(Items from a data source)
-*-

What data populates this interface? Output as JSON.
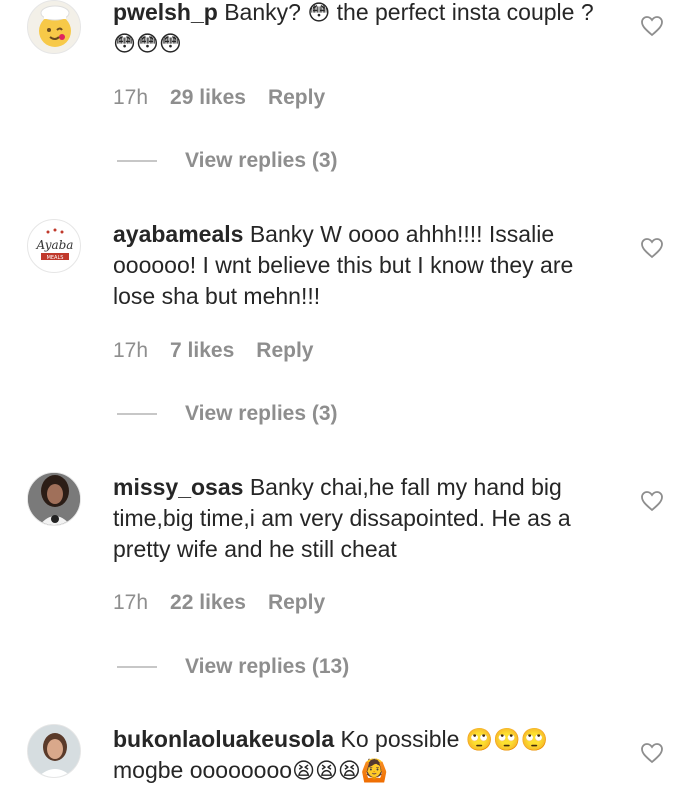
{
  "comments": [
    {
      "username": "pwelsh_p",
      "text_parts": [
        "Banky? ",
        "😳",
        " the perfect insta couple ? ",
        "😳😳😳"
      ],
      "time": "17h",
      "likes": "29 likes",
      "reply": "Reply",
      "view_replies": "View replies (3)",
      "avatar_icon": "chef-emoji-avatar"
    },
    {
      "username": "ayabameals",
      "text": "Banky W oooo ahhh!!!! Issalie oooooo! I wnt believe this but I know they are lose sha but mehn!!!",
      "time": "17h",
      "likes": "7 likes",
      "reply": "Reply",
      "view_replies": "View replies (3)",
      "avatar_logo_text": "Ayaba MEALS",
      "avatar_icon": "ayaba-meals-logo-avatar"
    },
    {
      "username": "missy_osas",
      "text": "Banky chai,he fall my hand big time,big time,i am very dissapointed. He as a pretty wife and he still cheat",
      "time": "17h",
      "likes": "22 likes",
      "reply": "Reply",
      "view_replies": "View replies (13)",
      "avatar_icon": "profile-photo-avatar"
    },
    {
      "username": "bukonlaoluakeusola",
      "text_parts": [
        "Ko possible ",
        "🙄🙄🙄",
        " mogbe oooooooo",
        "😫😫😫🙆"
      ],
      "avatar_icon": "profile-photo-avatar"
    }
  ],
  "colors": {
    "text": "#262626",
    "secondary": "#8e8e8e",
    "divider": "#c7c7c7",
    "heart_stroke": "#8e8e8e"
  }
}
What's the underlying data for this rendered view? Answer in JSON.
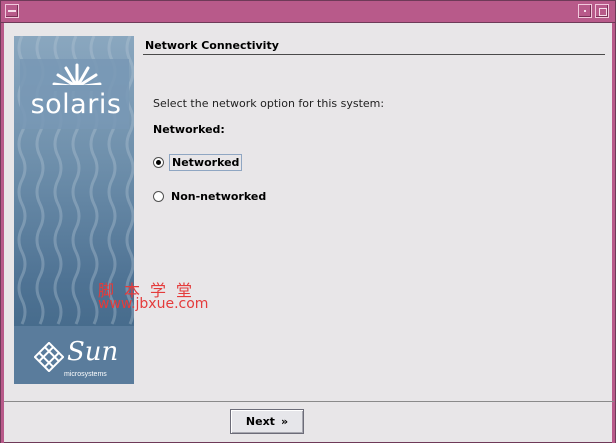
{
  "window": {
    "title": ""
  },
  "banner": {
    "product_name": "solaris",
    "vendor_name": "Sun",
    "vendor_tagline": "microsystems"
  },
  "content": {
    "heading": "Network Connectivity",
    "prompt": "Select the network option for this system:",
    "group_label": "Networked:",
    "options": [
      {
        "label": "Networked",
        "selected": true
      },
      {
        "label": "Non-networked",
        "selected": false
      }
    ]
  },
  "watermark": {
    "line1": "脚本学堂",
    "line2": "www.jbxue.com"
  },
  "footer": {
    "next_label": "Next",
    "next_icon": "double-chevron-right-icon"
  },
  "colors": {
    "titlebar": "#b85a8a",
    "banner_top": "#8aa7bf",
    "banner_bottom": "#3d6383",
    "watermark": "#e43b3b"
  }
}
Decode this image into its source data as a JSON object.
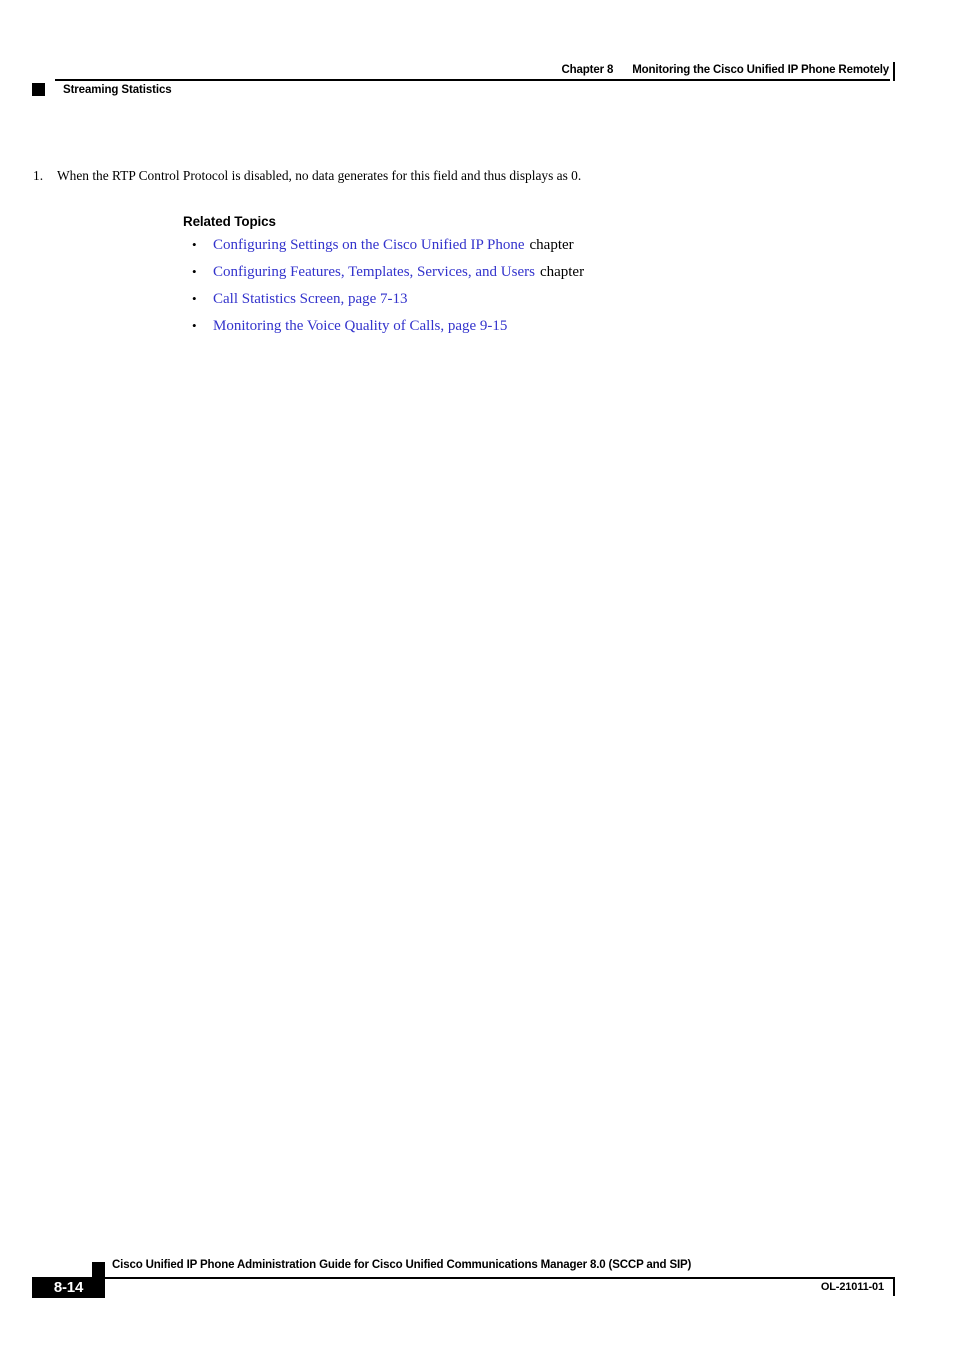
{
  "header": {
    "chapter_label": "Chapter 8",
    "chapter_title": "Monitoring the Cisco Unified IP Phone Remotely",
    "running_head": "Streaming Statistics"
  },
  "body": {
    "footnote": {
      "number": "1.",
      "text": "When the RTP Control Protocol is disabled, no data generates for this field and thus displays as 0."
    },
    "related_topics": {
      "heading": "Related Topics",
      "bullet_glyph": "•",
      "link_color": "#3333CC",
      "items": [
        {
          "link": "Configuring Settings on the Cisco Unified IP Phone",
          "trailing": "chapter"
        },
        {
          "link": "Configuring Features, Templates, Services, and Users",
          "trailing": "chapter"
        },
        {
          "link": "Call Statistics Screen, page 7-13",
          "trailing": ""
        },
        {
          "link": "Monitoring the Voice Quality of Calls, page 9-15",
          "trailing": ""
        }
      ]
    }
  },
  "footer": {
    "guide_title": "Cisco Unified IP Phone Administration Guide for Cisco Unified Communications Manager 8.0 (SCCP and SIP)",
    "page_number": "8-14",
    "document_id": "OL-21011-01"
  }
}
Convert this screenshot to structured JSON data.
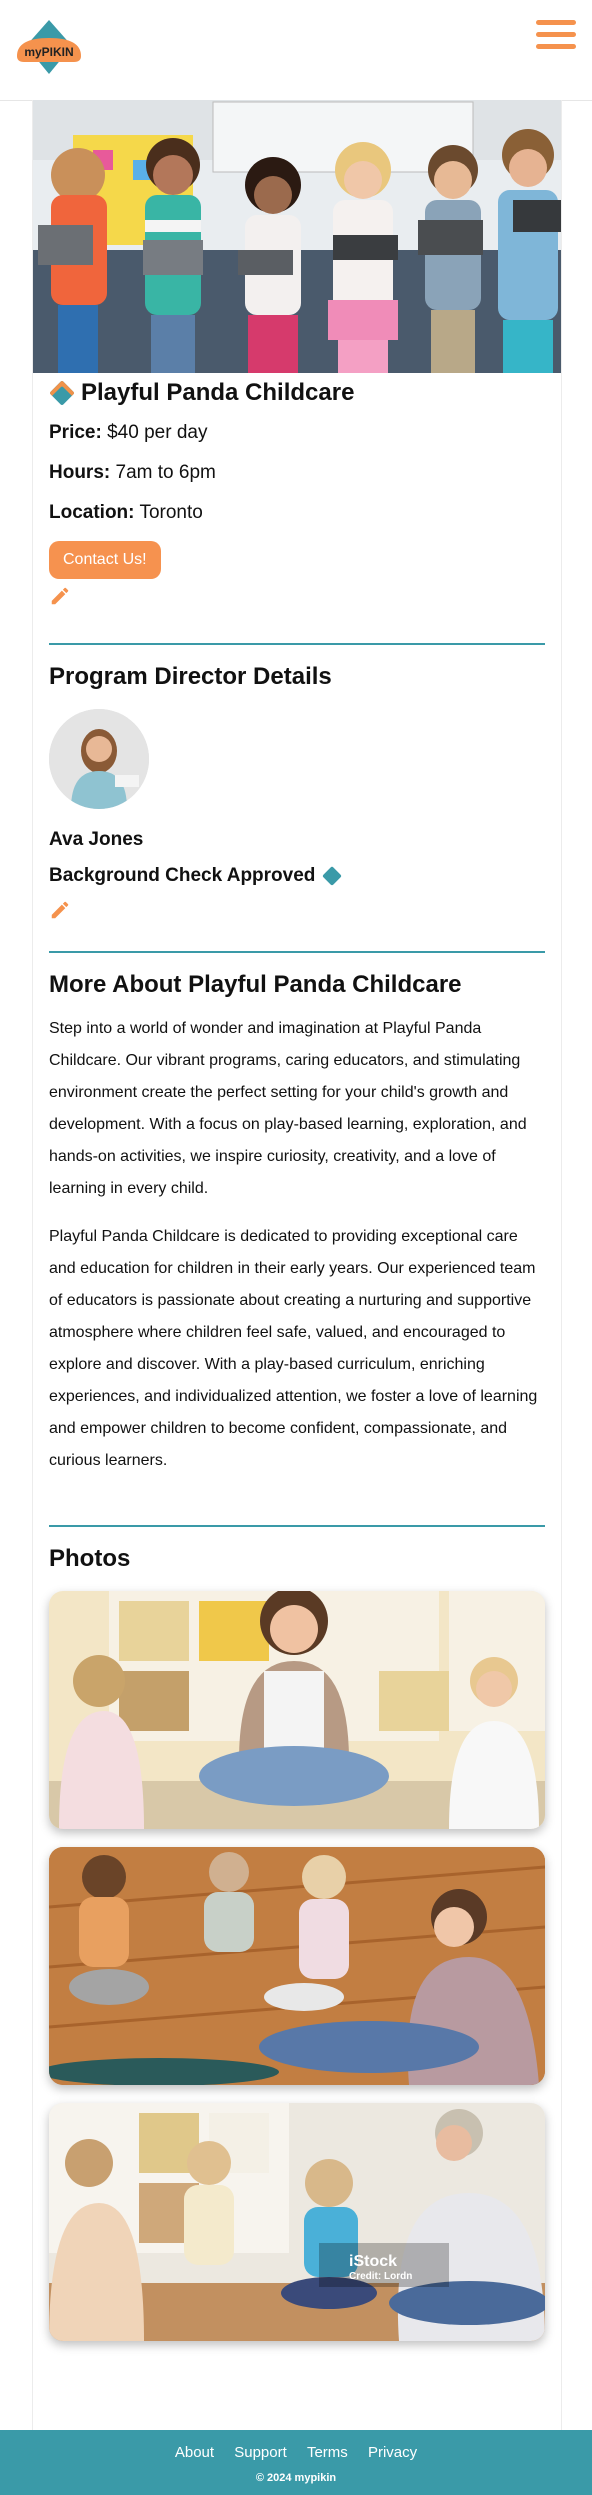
{
  "header": {
    "logo_text": "myPIKIN",
    "menu_icon": "hamburger-menu-icon",
    "brand_color": "#f5924d",
    "accent_color": "#3a9aa8"
  },
  "listing": {
    "name": "Playful Panda Childcare",
    "price_label": "Price:",
    "price": "$40 per day",
    "hours_label": "Hours:",
    "hours": "7am to 6pm",
    "location_label": "Location:",
    "location": "Toronto",
    "contact_button": "Contact Us!",
    "edit_icon": "pencil-icon"
  },
  "director": {
    "heading": "Program Director Details",
    "name": "Ava Jones",
    "background_check": "Background Check Approved",
    "edit_icon": "pencil-icon"
  },
  "about": {
    "heading": "More About Playful Panda Childcare",
    "paragraphs": [
      "Step into a world of wonder and imagination at Playful Panda Childcare. Our vibrant programs, caring educators, and stimulating environment create the perfect setting for your child's growth and development. With a focus on play-based learning, exploration, and hands-on activities, we inspire curiosity, creativity, and a love of learning in every child.",
      "Playful Panda Childcare is dedicated to providing exceptional care and education for children in their early years. Our experienced team of educators is passionate about creating a nurturing and supportive atmosphere where children feel safe, valued, and encouraged to explore and discover. With a play-based curriculum, enriching experiences, and individualized attention, we foster a love of learning and empower children to become confident, compassionate, and curious learners."
    ]
  },
  "photos": {
    "heading": "Photos",
    "watermark": "iStock",
    "watermark_credit": "Credit: Lordn"
  },
  "footer": {
    "links": [
      "About",
      "Support",
      "Terms",
      "Privacy"
    ],
    "copyright": "© 2024 mypikin"
  }
}
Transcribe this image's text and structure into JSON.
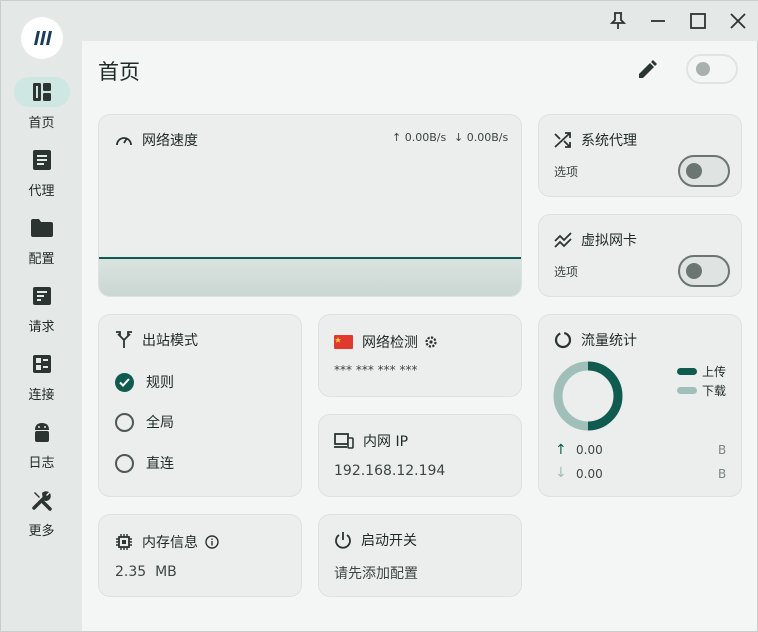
{
  "window": {
    "title_buttons": [
      "pin-icon",
      "minimize-icon",
      "maximize-icon",
      "close-icon"
    ]
  },
  "sidebar": {
    "items": [
      {
        "label": "首页",
        "icon": "dashboard-icon",
        "active": true
      },
      {
        "label": "代理",
        "icon": "article-icon",
        "active": false
      },
      {
        "label": "配置",
        "icon": "folder-icon",
        "active": false
      },
      {
        "label": "请求",
        "icon": "request-list-icon",
        "active": false
      },
      {
        "label": "连接",
        "icon": "connection-icon",
        "active": false
      },
      {
        "label": "日志",
        "icon": "android-icon",
        "active": false
      },
      {
        "label": "更多",
        "icon": "tools-icon",
        "active": false
      }
    ]
  },
  "header": {
    "title": "首页",
    "toggle_on": false
  },
  "network_speed": {
    "title": "网络速度",
    "upload": "↑ 0.00B/s",
    "download": "↓ 0.00B/s"
  },
  "system_proxy": {
    "title": "系统代理",
    "option_label": "选项",
    "enabled": false
  },
  "virtual_nic": {
    "title": "虚拟网卡",
    "option_label": "选项",
    "enabled": false
  },
  "outbound_mode": {
    "title": "出站模式",
    "options": [
      {
        "label": "规则",
        "checked": true
      },
      {
        "label": "全局",
        "checked": false
      },
      {
        "label": "直连",
        "checked": false
      }
    ]
  },
  "network_check": {
    "title": "网络检测",
    "value": "*** *** *** ***"
  },
  "intranet_ip": {
    "title": "内网 IP",
    "value": "192.168.12.194"
  },
  "traffic_stats": {
    "title": "流量统计",
    "legend": [
      {
        "label": "上传",
        "color": "#0f5b4f"
      },
      {
        "label": "下载",
        "color": "#9fbfb8"
      }
    ],
    "upload_value": "0.00",
    "download_value": "0.00",
    "unit": "B"
  },
  "memory": {
    "title": "内存信息",
    "value": "2.35  MB"
  },
  "launch_switch": {
    "title": "启动开关",
    "value": "请先添加配置"
  },
  "colors": {
    "accent": "#0f5b4f",
    "accent_light": "#9fbfb8",
    "active_pill": "#cfe7e2"
  }
}
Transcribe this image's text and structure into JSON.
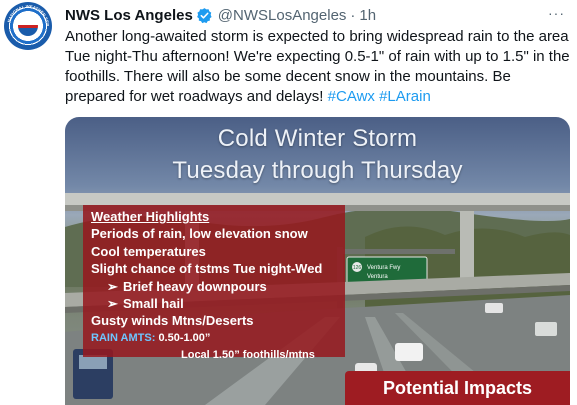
{
  "tweet": {
    "display_name": "NWS Los Angeles",
    "handle": "@NWSLosAngeles",
    "separator": "·",
    "time": "1h",
    "more_icon": "···",
    "avatar_ring_text": "NATIONAL WEATHER SERVICE",
    "text_main": "Another long-awaited storm is expected to bring widespread rain to the area Tue night-Thu afternoon! We're expecting 0.5-1\" of rain with up to 1.5\" in the foothills. There will also be some decent snow in the mountains. Be prepared for wet roadways and delays! ",
    "hashtag_1": "#CAwx",
    "hashtag_2": "#LArain"
  },
  "graphic": {
    "headline_1": "Cold Winter Storm",
    "headline_2": "Tuesday through Thursday",
    "highlights": {
      "title": "Weather Highlights",
      "items": [
        "Periods of rain, low elevation snow",
        "Cool temperatures",
        "Slight chance of tstms Tue night-Wed"
      ],
      "sub_items": [
        "Brief heavy downpours",
        "Small hail"
      ],
      "sub_marker": "➢",
      "winds": "Gusty winds Mtns/Deserts",
      "rain_label": "RAIN AMTS:",
      "rain_value_1": "0.50-1.00”",
      "rain_value_2": "Local 1.50” foothills/mtns"
    },
    "road_sign_route": "126",
    "road_sign_text_1": "Ventura Fwy",
    "road_sign_text_2": "Ventura",
    "impacts_label": "Potential Impacts"
  },
  "colors": {
    "link": "#1d9bf0",
    "text": "#0f1419",
    "secondary": "#536471",
    "verified": "#1d9bf0",
    "highlight_box": "#96191e",
    "impacts_box": "#9e1c22",
    "rain_label": "#6ec6ff"
  },
  "icons": {
    "avatar": "nws-logo-icon",
    "verified": "verified-badge-icon",
    "more": "more-options-icon"
  }
}
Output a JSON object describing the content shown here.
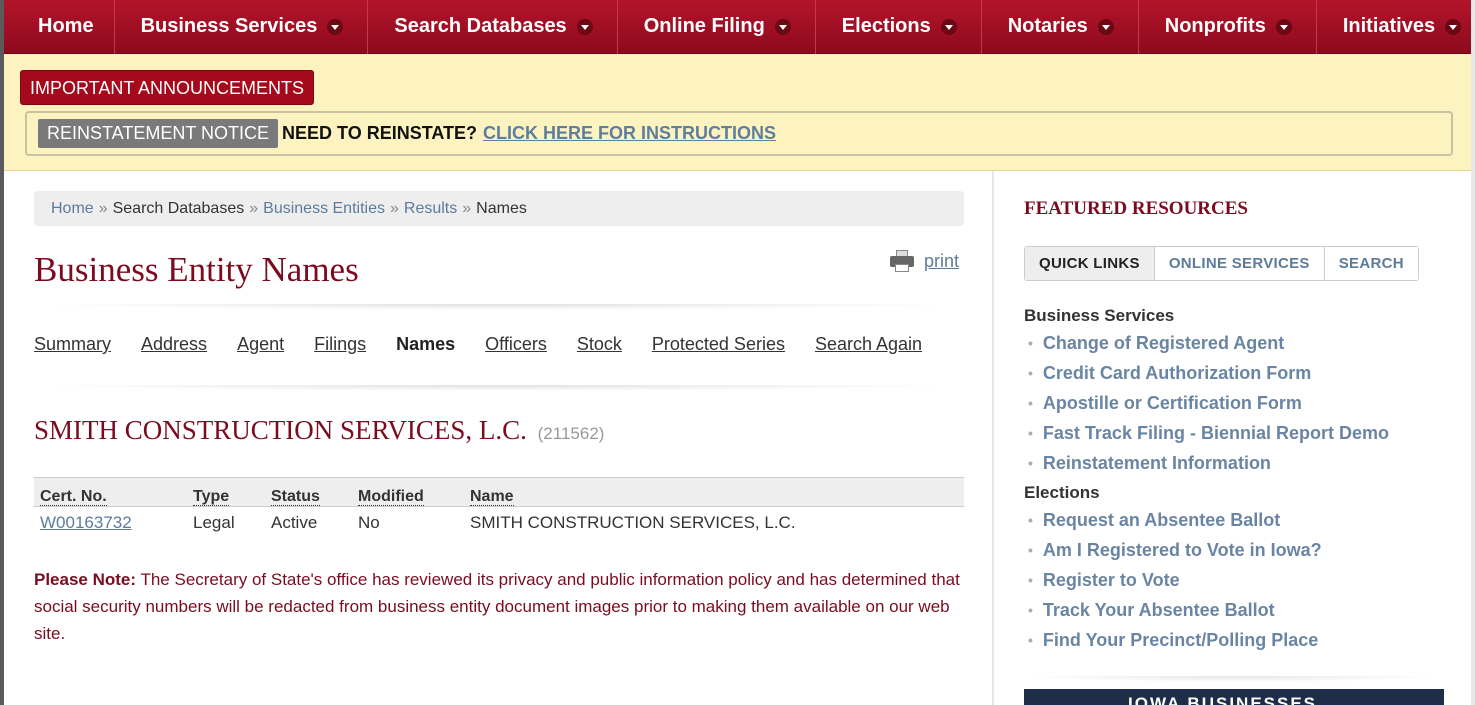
{
  "nav": {
    "items": [
      {
        "label": "Home",
        "dropdown": false
      },
      {
        "label": "Business Services",
        "dropdown": true
      },
      {
        "label": "Search Databases",
        "dropdown": true
      },
      {
        "label": "Online Filing",
        "dropdown": true
      },
      {
        "label": "Elections",
        "dropdown": true
      },
      {
        "label": "Notaries",
        "dropdown": true
      },
      {
        "label": "Nonprofits",
        "dropdown": true
      },
      {
        "label": "Initiatives",
        "dropdown": true
      }
    ]
  },
  "announcements": {
    "button_label": "IMPORTANT ANNOUNCEMENTS",
    "tag": "REINSTATEMENT NOTICE",
    "text": "NEED TO REINSTATE?",
    "link": "CLICK HERE FOR INSTRUCTIONS"
  },
  "breadcrumb": {
    "home": "Home",
    "search_databases": "Search Databases",
    "business_entities": "Business Entities",
    "results": "Results",
    "current": "Names",
    "separator": "»"
  },
  "page": {
    "title": "Business Entity Names",
    "print_label": "print"
  },
  "tabs": [
    "Summary",
    "Address",
    "Agent",
    "Filings",
    "Names",
    "Officers",
    "Stock",
    "Protected Series",
    "Search Again"
  ],
  "entity": {
    "name": "SMITH CONSTRUCTION SERVICES, L.C.",
    "id": "(211562)"
  },
  "table": {
    "headers": [
      "Cert. No.",
      "Type",
      "Status",
      "Modified",
      "Name"
    ],
    "rows": [
      [
        "W00163732",
        "Legal",
        "Active",
        "No",
        "SMITH CONSTRUCTION SERVICES, L.C."
      ]
    ]
  },
  "note": {
    "label": "Please Note:",
    "text": " The Secretary of State's office has reviewed its privacy and public information policy and has determined that social security numbers will be redacted from business entity document images prior to making them available on our web site."
  },
  "sidebar": {
    "title": "FEATURED RESOURCES",
    "tabs": [
      "QUICK LINKS",
      "ONLINE SERVICES",
      "SEARCH"
    ],
    "groups": [
      {
        "heading": "Business Services",
        "links": [
          "Change of Registered Agent",
          "Credit Card Authorization Form",
          "Apostille or Certification Form",
          "Fast Track Filing - Biennial Report Demo",
          "Reinstatement Information"
        ]
      },
      {
        "heading": "Elections",
        "links": [
          "Request an Absentee Ballot",
          "Am I Registered to Vote in Iowa?",
          "Register to Vote",
          "Track Your Absentee Ballot",
          "Find Your Precinct/Polling Place"
        ]
      }
    ],
    "banner_text": "IOWA BUSINESSES"
  },
  "colors": {
    "brand_red": "#a6081c",
    "title_maroon": "#7b0c20",
    "link_blue": "#5d7b9b",
    "announcement_bg": "#fdf3c0"
  }
}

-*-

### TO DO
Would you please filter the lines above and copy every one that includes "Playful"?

### WRITTEN RESPONSE
    "name": "Playful Panda Childcare",
    "heading": "More About Playful Panda Childcare",
      "Step into a world of wonder and imagination at Playful Panda Childcare. Our vibrant programs, caring educators, and stimulating environment create the perfect setting for your child's growth and development. With a focus on play-based learning, exploration, and hands-on activities, we inspire curiosity, creativity, and a love of learning in every child.",
      "Playful Panda Childcare is dedicated to providing exceptional care and education for children in their early years. Our experienced team of educators is passionate about creating a nurturing and supportive atmosphere where children feel safe, valued, and encouraged to explore and discover. With a play-based curriculum, enriching experiences, and individualized attention, we foster a love of learning and empower children to become confident, compassionate, and curious learners."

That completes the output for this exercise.